One of the best-loved classics of all time, To Kill a Mockingbird has earned many dis-tinctions since its original publication in 1960. It has won the Pulitzer Prize, been translated into more than forty languages, sold more than forty million copies worldwide, and been made into an enormously popular movie. It was also named the best novel of the twentieth century by librarians across the country (Library Journal). HarperCollins is proud to celebrate the fiftieth anniversary of the book's publication with this special hardcover edition.

 
Details
  • ISBN-13: 9780061743528
  • ISBN-10: 0061743526
  • Publisher: HarperCollins
  • Publish Date: May 2010
  • Page Count: 323
  • Dimensions: 1.5 x 6 x 8.75 inches
  • Shipping Weight: 0.85 pounds


Related Categories

Books > Fiction > Classics
Books > Fiction > Literary

 
BookPage Reviews

A seminal novel turns 50

Harper Lee’s To Kill a Mockingbird is more than a literary classic; it’s a 50-year testament to the ways a well-told story can inspire readers and impact a culture.

Oprah Winfrey has called it America’s “national novel,” and Tom Brokaw remembers the “electrifying effect” it had on the country the year it debuted. The book won the Pulitzer Prize for fiction in 1961, and in 1962 a movie adaptation garnered three Academy Awards (having been nominated for eight). Today, this treasured gem has sold more than 30 million copies.

To Kill a Mockingbird was first published in the summer of 1960 when its author, Nelle Harper Lee, was 35 years old. Living in a cold-water flat in New York City’s Yorkville neighborhood, she had been supporting herself with a series of odd jobs, from sales clerk in a bookstore to ticket agent for Eastern Airlines. For years, her ambition had been to become a writer. Her childhood friend Truman Capote (who appears in the book as the character Dill) had done it, but for Lee, any future literary success was contingent upon her ability to carve out time in the evenings after work to write.

Those close to Lee, like best friends Joy and Michael Martin Brown, believed in her though, and on Christmas Day, 1956, they presented Lee with an envelope. Inside was a note reading, “You have one year off from your job to write whatever you please. Merry Christmas.” Free to devote herself full time to her writing, Lee produced a bestseller.

To honor Lee’s achievement and celebrate the novel’s 50 years of enduring popularity, publisher HarperCollins is organizing events across the country—from readings to live re-enactments—and publishing several new editions of the classic. There’s an elegance to the To Kill a Mockingbird slipcased edition, while the 50th-anniversary hardcover is especially lovely with its vintage reproduction of the original book jacket. Also available is a mass market paperback.

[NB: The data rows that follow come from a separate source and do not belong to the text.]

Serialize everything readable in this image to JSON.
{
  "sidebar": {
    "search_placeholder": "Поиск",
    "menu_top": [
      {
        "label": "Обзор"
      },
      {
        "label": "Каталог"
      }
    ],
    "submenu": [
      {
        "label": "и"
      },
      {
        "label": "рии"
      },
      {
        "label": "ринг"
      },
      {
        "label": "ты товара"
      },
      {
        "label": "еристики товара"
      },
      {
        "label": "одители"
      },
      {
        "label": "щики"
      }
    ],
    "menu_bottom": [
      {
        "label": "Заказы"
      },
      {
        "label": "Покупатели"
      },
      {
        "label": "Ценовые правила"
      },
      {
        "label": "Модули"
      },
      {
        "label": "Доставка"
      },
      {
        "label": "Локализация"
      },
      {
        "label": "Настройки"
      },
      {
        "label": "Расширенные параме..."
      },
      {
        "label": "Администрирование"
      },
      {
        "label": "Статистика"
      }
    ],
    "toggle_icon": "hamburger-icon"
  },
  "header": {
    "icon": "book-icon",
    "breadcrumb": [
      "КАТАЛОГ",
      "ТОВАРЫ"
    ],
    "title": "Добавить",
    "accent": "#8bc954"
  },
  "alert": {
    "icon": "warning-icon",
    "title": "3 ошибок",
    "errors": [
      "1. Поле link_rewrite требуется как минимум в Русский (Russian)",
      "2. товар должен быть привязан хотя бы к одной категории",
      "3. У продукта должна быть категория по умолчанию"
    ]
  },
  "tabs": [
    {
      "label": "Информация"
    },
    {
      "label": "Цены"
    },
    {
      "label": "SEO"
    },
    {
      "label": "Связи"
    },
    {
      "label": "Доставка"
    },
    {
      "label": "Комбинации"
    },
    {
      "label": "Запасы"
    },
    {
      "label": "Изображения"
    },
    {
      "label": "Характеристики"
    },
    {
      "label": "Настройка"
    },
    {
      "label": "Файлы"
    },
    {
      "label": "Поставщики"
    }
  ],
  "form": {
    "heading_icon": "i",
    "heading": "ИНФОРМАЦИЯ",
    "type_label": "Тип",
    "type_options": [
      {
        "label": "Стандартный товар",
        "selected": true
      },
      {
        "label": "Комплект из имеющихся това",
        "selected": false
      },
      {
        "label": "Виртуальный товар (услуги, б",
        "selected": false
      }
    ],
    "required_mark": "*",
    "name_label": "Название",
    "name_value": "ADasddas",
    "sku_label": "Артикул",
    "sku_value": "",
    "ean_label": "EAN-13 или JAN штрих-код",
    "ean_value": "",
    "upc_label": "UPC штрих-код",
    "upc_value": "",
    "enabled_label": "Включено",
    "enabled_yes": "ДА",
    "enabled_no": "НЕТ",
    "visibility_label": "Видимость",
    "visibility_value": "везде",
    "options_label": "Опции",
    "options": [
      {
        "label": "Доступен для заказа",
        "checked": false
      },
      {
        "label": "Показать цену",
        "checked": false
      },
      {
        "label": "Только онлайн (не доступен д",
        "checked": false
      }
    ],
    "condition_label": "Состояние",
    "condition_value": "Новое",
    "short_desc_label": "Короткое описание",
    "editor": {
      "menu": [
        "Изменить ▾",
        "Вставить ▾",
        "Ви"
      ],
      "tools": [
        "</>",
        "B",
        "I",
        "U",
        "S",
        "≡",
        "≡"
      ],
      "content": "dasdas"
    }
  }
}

Paying tribute to the novel’s lasting legacy is Mary McDonagh Murphy’s Scout, Atticus & Boo, a collection of 26 interviews with mostly well-known Americans reflecting on how the book has touched their lives. Included are Anna Quindlen, Jon Meacham, Allan Gurganus, Mary Badham (the actress who played Scout in the movie) and even Lee’s sister, Alice Lee.

Gaining a million more readers every year, To Kill a Mockingbird’s enduring success can be traced both to the novel’s subjects—Scout’s coming-of-age, the trial of Tom Robinson—and to Lee’s storytelling. The book tackles the injustice of racism, takes a stand for what is right, yet thankfully lacks any tone of self-righteousness or high-minded piety. Lee’s characters are wonderfully crafted, so vivid and alive. Her prose is beautifully languid, her descriptions sharp-eyed and her humor smart.

Harper Lee accomplished something great with To Kill a Mockingbird, and with every passing decade, another generation of readers is wholly, and completely, captivated by its magic.

 
BAM Customer Reviews